“I have had unforgettable moments with Pacific Northwest Ballet,” said Ms. Körbes regarding her decision. “I am thankful and honored to have shared the stage with all the dancers at PNB and have had the opportunity to work with such a generous staff. At this moment I am ready to start a new phase in my life. My body is ready to move on, so I need to respect that. Ballet has been my life, so I hope to continue to explore the art form in new ways and try new artistic endeavors.”
Körbes, a native of Brazil, joined PNB in 2005 after nine years in New York, as a student at the School of American Ballet and a New York City Ballet company member.
- Dancing toward perfection (pamplinmediagroup.com)
Three young women walk to the pale pink wall in a studio at June Taylor’s School of Dance in Tualatin. They line up along the barre a few feet apart, and perfectly synchronized, they begin dancing to the tune of live piano music. Calculated, practiced, memorized. When one plies, they all do. When one switches sides, they all do. When one gets off tempo, it’s as though the rest focus their energies to make her realign. They dance for a few minutes, and then stop at the end of a set.
“If you never get a chance to actually show people what you do, then I don’t know, it’s not really worth it if you’re just stuck in a room practicing by yourself,” says Taylor. “But (with) performances, you actually get to show people that you can dance.”

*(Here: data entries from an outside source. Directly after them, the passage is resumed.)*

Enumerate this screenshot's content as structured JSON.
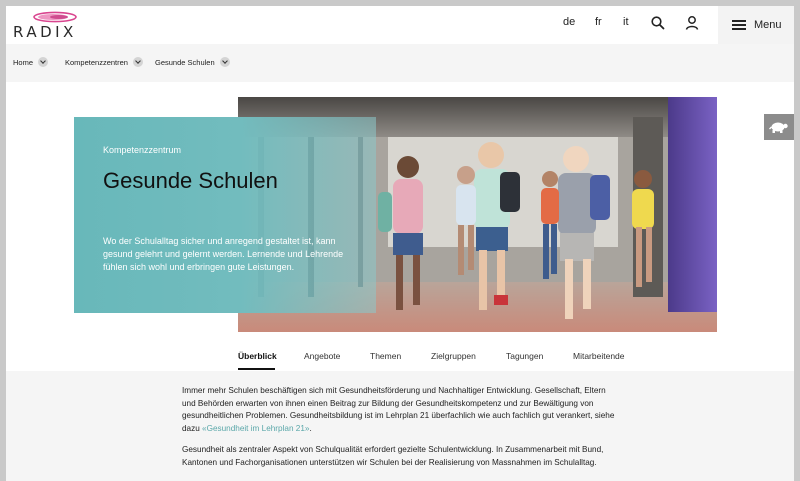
{
  "header": {
    "logo_text": "RADIX",
    "languages": [
      "de",
      "fr",
      "it"
    ],
    "menu_label": "Menu",
    "icons": {
      "search": "search-icon",
      "user": "user-icon",
      "menu": "hamburger-icon"
    },
    "brand_color": "#d9458f"
  },
  "breadcrumb": {
    "items": [
      {
        "label": "Home"
      },
      {
        "label": "Kompetenzzentren"
      },
      {
        "label": "Gesunde Schulen"
      }
    ]
  },
  "hero": {
    "eyebrow": "Kompetenzzentrum",
    "title": "Gesunde Schulen",
    "lead": "Wo der Schulalltag sicher und anregend gestaltet ist, kann gesund gelehrt und gelernt werden. Lernende und Lehrende fühlen sich wohl und erbringen gute Leistungen.",
    "panel_color": "#6ab8ba"
  },
  "side_tab": {
    "icon": "turtle-icon"
  },
  "tabs": {
    "items": [
      {
        "label": "Überblick",
        "active": true
      },
      {
        "label": "Angebote"
      },
      {
        "label": "Themen"
      },
      {
        "label": "Zielgruppen"
      },
      {
        "label": "Tagungen"
      },
      {
        "label": "Mitarbeitende"
      }
    ]
  },
  "content": {
    "p1_text": "Immer mehr Schulen beschäftigen sich mit Gesundheitsförderung und Nachhaltiger Entwicklung. Gesellschaft, Eltern und Behörden erwarten von ihnen einen Beitrag zur Bildung der Gesundheitskompetenz und zur Bewältigung von gesundheitlichen Problemen. Gesundheitsbildung ist im Lehrplan 21 überfachlich wie auch fachlich gut verankert, siehe dazu ",
    "p1_link": "«Gesundheit im Lehrplan 21»",
    "p1_end": ".",
    "p2_text": "Gesundheit als zentraler Aspekt von Schulqualität erfordert gezielte Schulentwicklung. In Zusammenarbeit mit Bund, Kantonen und Fachorganisationen unterstützen wir Schulen bei der Realisierung von Massnahmen im Schulalltag.",
    "link_color": "#5aa7a9"
  }
}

And soon, dancers from around the world will see what these three Oregon girls can do.